We append the following article, which has just appeared in the Richmond Central Presbyterian, both as a very just delineation of these Associations and as presenting in the one at Richmond a good model to others:
THE PLACE FOR YOUNG MEN. One of the noblest Institutions in this city is the Young Men’s Christian Association. The pious ingenuity of the good has never devised an organization better fitted to accomplish two great and important ends, viz. : the social, intellectual, and moral improvement of its own members, and the temporal and spiritual welfare of those not connected with it, yet in whose behalf this organization exerts its influence.
There is such variety in its plans and in its means of usefulness that it is practically the ally of nearly every good enterprise known to society and to the church.
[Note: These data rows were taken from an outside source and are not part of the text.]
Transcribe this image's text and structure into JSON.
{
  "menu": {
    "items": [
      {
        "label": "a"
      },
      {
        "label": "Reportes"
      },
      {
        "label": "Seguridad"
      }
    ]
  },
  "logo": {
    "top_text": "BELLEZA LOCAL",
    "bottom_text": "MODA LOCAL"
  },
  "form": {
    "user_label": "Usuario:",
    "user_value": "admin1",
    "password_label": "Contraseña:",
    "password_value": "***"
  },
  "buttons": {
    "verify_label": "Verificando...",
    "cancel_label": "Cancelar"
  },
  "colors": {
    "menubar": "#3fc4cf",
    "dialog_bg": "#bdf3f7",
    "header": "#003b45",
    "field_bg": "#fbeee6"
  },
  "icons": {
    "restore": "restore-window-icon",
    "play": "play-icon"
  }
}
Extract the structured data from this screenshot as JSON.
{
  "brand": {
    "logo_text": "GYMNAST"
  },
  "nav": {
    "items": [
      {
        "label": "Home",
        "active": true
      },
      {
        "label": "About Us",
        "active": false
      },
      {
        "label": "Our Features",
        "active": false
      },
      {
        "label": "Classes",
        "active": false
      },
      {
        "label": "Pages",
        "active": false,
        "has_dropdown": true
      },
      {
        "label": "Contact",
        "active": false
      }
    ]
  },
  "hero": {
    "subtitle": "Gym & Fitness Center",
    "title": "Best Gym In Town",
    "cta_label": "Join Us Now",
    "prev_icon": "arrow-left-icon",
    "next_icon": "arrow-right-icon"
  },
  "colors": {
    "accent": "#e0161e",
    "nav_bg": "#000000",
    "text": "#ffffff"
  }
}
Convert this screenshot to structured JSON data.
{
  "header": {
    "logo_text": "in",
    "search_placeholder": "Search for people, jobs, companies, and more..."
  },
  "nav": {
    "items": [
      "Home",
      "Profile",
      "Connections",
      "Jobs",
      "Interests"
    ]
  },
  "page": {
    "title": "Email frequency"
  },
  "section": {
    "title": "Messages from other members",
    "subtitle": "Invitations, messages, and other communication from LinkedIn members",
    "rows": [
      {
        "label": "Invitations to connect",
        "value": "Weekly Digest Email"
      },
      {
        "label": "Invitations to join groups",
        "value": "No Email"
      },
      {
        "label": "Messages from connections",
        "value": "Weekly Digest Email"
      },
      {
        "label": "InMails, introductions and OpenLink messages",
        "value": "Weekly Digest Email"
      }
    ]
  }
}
There is so much symmetry in its constitution, and such is the practical working of its different departments of labour, that it is capable of becoming the auxiliary to more objects of philanthropy and religion than any other society of which we have any knowledge. It has its committees for seeking out and relieving the destitute, for visiting the inmates of poorhouses and hospitals, for making the acquaintance of young men on their first arrival in the city, for the purpose of aiding them in finding employment and for the purpose of surrounding them with moral and religious influences; it furnishes teachers to Sabbath schools, it conducts strangers to the house of God; in a word, responsive to every call of benevolence and Christian zeal, this Society comes forward in all the alacrity and ardour of its youthful vigor, with the offer of its warm heart and strong arm, feeling honoured in having its services accepted, and delighting to render its efficient aid.
Such are its relations to society at large; such its external work.
As to its inner life, we feel assured that, had the Young Men's Christian Association no other object than the improvement of its own members, this alone would render it worthy of the sympathy and support of every youth of generous feelings and honourable principles; for such is the nature of its organization that it calls into play and develops the finest social qualities of our nature; it throws young men together in such a way as to excite the kindest interest in each other, to soften and break down prejudices, and to awaken sentiments of mutual esteem and friendship.
Unlike other associations among young men which sometimes lead to rivalries and discord, -to the encouragement of coarse and vulgar manners, to the indulgence of a taste for low and degrading pleasures, and to the formation perhaps of dissipated habits,—the intercourse which results from this association is all elevating, pure, and refining. It tends to repress whatever is rude, selfish, and sensual, and to give development to all that is disinterested, generous, and manly; for around all of its meetings, even those which are merely literary and most unreservedly social, there is thrown the gentle and sweetly-constraining influence of our common Christianity; and in all the genial flow of youthful spirits, in all the collision of mind with mind, while there is every thing in the ardour and spirit and glow of the intercourse to make it plain that it is a young men's association, still, it is never forgotten that it is a young men's Christian association.
For the entertainment and profit of its members it has established a library and reading-room; it has its meetings for friendly intercourse, its rhetorical society for literary exercises and forensic discussions, its meetings for business and its meetings for prayer; and, in addition to these means of mental and spirtual improvement, it has formed another circle for the study of the Holy Scriptures. On every Thursday night the Hall of the Association is thrown open to all who are willing to attend informal lectures and examinations on portions of Scripture selected for the occasion. This class is under the direction of one of the pastors of the city; and any young man who desires to become a member of it is at liberty to do so, whether he is a member of any church or not, and whether he is a member of the Association or not.